Homeowner’s Guide To Allen Wrenches
If you're working with hex fasteners, whether that's furniture assembly or bicycle repair, you're going to need an Allen wrench.
Even if you’ve never bought an Allen wrench, chances are you probably have one or two lying around the house. These are the small L-shaped hand tools that come free with most flat-pack furniture you assemble yourself.
Although they might seem like an afterthought, they’re actually more essential than you might think. They allow you to work with hexagonal screws and bolts that require an extremely precise fit, unlike Phillips or slotted fasteners that can be loosened or tightened with a pocket knife or house key in a pinch.

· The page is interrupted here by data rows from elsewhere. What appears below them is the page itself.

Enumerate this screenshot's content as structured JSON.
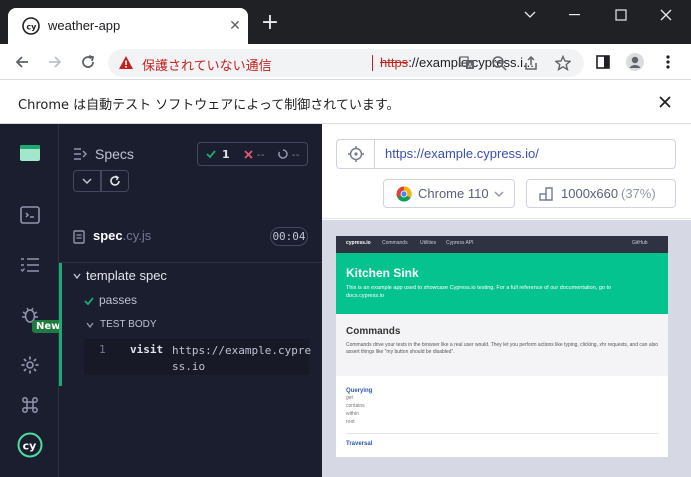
{
  "browser": {
    "tab_title": "weather-app",
    "tab_close": "✕",
    "new_tab": "+",
    "omnibox": {
      "warning_text": "保護されていない通信",
      "url_scheme": "https",
      "url_rest": "://example.cypress.i..."
    },
    "infobar_text": "Chrome は自動テスト ソフトウェアによって制御されています。"
  },
  "cypress": {
    "sidebar": {
      "new_badge": "New"
    },
    "specs_panel": {
      "title": "Specs",
      "passed_count": "1",
      "failed_count": "--",
      "pending_count": "--",
      "spec_name": "spec",
      "spec_ext": ".cy.js",
      "duration": "00:04",
      "suite_title": "template spec",
      "test_title": "passes",
      "test_body_label": "TEST BODY",
      "command": {
        "line": "1",
        "name": "visit",
        "arg": "https://example.cypress.io"
      }
    },
    "preview": {
      "url": "https://example.cypress.io/",
      "browser_label": "Chrome 110",
      "viewport_label": "1000x660",
      "viewport_scale": "(37%)"
    },
    "site": {
      "nav_brand": "cypress.io",
      "nav_commands": "Commands",
      "nav_utilities": "Utilities",
      "nav_api": "Cypress API",
      "nav_github": "GitHub",
      "hero_title": "Kitchen Sink",
      "hero_text": "This is an example app used to showcase Cypress.io testing. For a full reference of our documentation, go to docs.cypress.io",
      "commands_title": "Commands",
      "commands_text": "Commands drive your tests in the browser like a real user would. They let you perform actions like typing, clicking, xhr requests, and can also assert things like \"my button should be disabled\".",
      "querying_label": "Querying",
      "querying_items": [
        "get",
        "contains",
        "within",
        "root"
      ],
      "traversal_label": "Traversal"
    }
  },
  "colors": {
    "accent_green": "#1fa971",
    "warning_red": "#c5221f",
    "hero_green": "#04c38e",
    "panel_bg": "#1b1e2e"
  }
}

What is an Allen Wrench?
An Allen wrench, AKA an Allen key or hex key, is a small hand tool used to fasten screws or bolts with a hexagonal socket. Either end usually works, although some sets only have one end.
This hexagonal shape provides six points to apply pressure to the fasteners, making them more efficient. It’s also nearly impossible to strip the fastener.
While hexagonal wrenches were around in the 1800s, William G. Allen patented the design for hex screws in 1910. His name became synonymous with the wrench as well.
Using an Allen Wrench
It’s easy: Place one end into the head of the hex fastener and turn with the other. It may take some trial and error to find the correct fit, which is why sets with multiple sizes are so important.
In our experience, the longer end is better for precision or tough-to-reach fasteners. The shorter side gives you a longer handle to generate more leverage for stubborn fasteners.
Allen Wrench Sizes
Allen wrenches vary in size, from tiny options for electronics to large ones for machinery and automotive work.
Only the exact wrench size can be used on a fastener, unlike screwdrivers that can turn fasteners slightly larger or smaller. That’s why sets of Allen wrenches are so popular. Using the wrong Allen wrench can easily strip the fastener or damage the wrench.
What to Consider When Buying Allen Wrenches
Although all Allen wrenches do the same job, there are some key differences you need to know.
- Size: Allen wrenches are available in SAE or metric sizes. If you’re not sure which you need, go with a set that has both. This won’t cost much more and ensures you’re covered for a wide range of tasks or projects.
- Material: Most are made of alloy or carbon steel. Higher-end models feature chrome vanadium steel, which is stronger and better suited for motorcycle or heavy machinery work.
- Handle: While L-shaped options are the most common, you can also find Allen wrenches with T-handle designs. These are longer and let you turn them with your palm. P-handle designs with plastic or rubber handles make for even more comfortable turning.
- Set vs. single: Unless you have a specific size fastener you’re working on, it’s good to go with a set instead of a single wrench. Sets are relatively affordable. In my experience, you can never have enough sets hanging around.
- Organization: To make sure you don’t lose your Allen wrenches, especially going from jobsite to jobsite, buy a set with an organizer. Some are even permanently set in a pocket-knife-style handle, although these aren’t as easy to fit into tight spots as individual wrenches. If you know you’ll only use your wrenches in one place, you can get away with a set that fits into a stationary base. These are more convenient for grabbing wrenches quickly but don’t travel well.